SBW: When I’m meeting a child for the first time I always try and take something in with me like a pillow or a blanket or a stuffed animal. We do a lot with bears. When I go in and hand your child a bear, there is a connection and we automatically start talking. It’s almost like a peace offering. It’s soft and comforting. We have moms who lose a baby, and we give them some kind of stuffed animal to hold onto. Even for adults there is something about a teddy bear that breaks through.
PT: What do you see yourself doing in 10 years?
SBW: I’d like to be in an office doing individual counseling with women. I don’t see myself with kids forever. I see myself moving more with the families. I just finished doing drug and alcohol counseling. I would love to combine that with mental health counseling.
PT: When did you decide you wanted to be a nun?
SBW: At an early age because my second-oldest sister is a nun, so I saw how she did things and how things were. She’s 20 years older.
PT: As a Sister of Mercy, you take four vows: poverty, chastity, obedience and service to women and children. Did any pose a problem for you?
SBW: When I was younger I would have said obedience. Now I would say poverty. I see us as a community with new people coming in, but we’re also an aging community. The reality is less and less of our people are working, and our resources are more limited. The other side is I make a good salary, and that money is not mine. It goes to the community. So a lot of times, there are things you want to do, places you want to go, and you just balance it off.
PT: What if you want to go to Aruba?
SBW: That won’t be happening. I mean we get vacation money but certainly not enough to fly to Aruba and stay – unless I have some real good friends. I mean our home is beautiful. Our life is perfect.
PT: What are you known for in your religious community?
SBW: Some people would say I am artistic. I love photography. I love to read, and I think I’m somebody who works hard and plays hard.
PT: What was it like to be a young nun?
SBW: Well, I’m still a young nun, one of the youngest in the community.
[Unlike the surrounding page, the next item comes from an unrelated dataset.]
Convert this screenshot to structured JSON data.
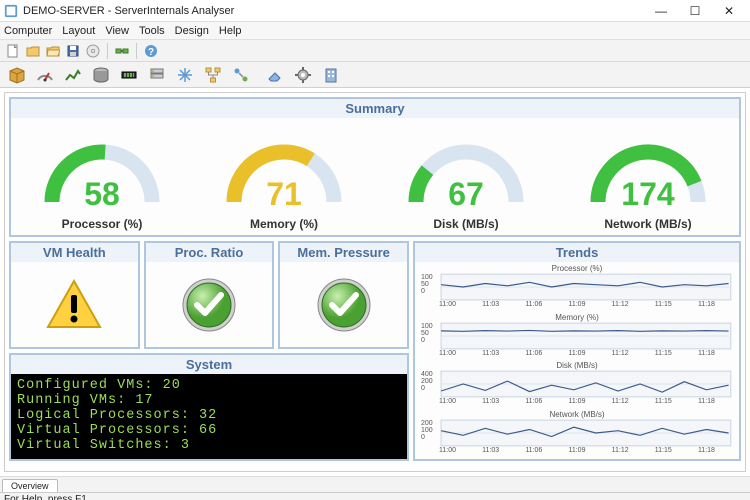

I think as a young sister I didn’t know any different than what was, so it was just doing what you were told to do. There was a lot of formation, a lot of learning about our history. I was doing something different every day.
PT: What does your religious community do for fun?
SBW: Actually our whole community – well most of us – have pedometers on because we’re doing the Wegmans challenge. We formed groups and compete in categories like numbers of steps taken, number of fruits and vegetables eaten. It’s on a weekly basis. It’s nice to see some of the older sisters who are sometimes on walkers or scooters trying to walk more just to get steps in.
PT: Your numbers are shrinking. What will keep the Sisters of Mercy a viable organization?
SBW: I think a lot of people look at religious life and say it’s a dying breed. It’s really not, and I think if people had a clear picture or clear sense of how we live and what we do and that we really do have fun together, there would be more people coming in. And I think people look at the vow piece and think they could never do that, but it’s not that hard once you are in the midst of it. We celebrate together. We laugh together, and I really can’t imagine myself doing anything else.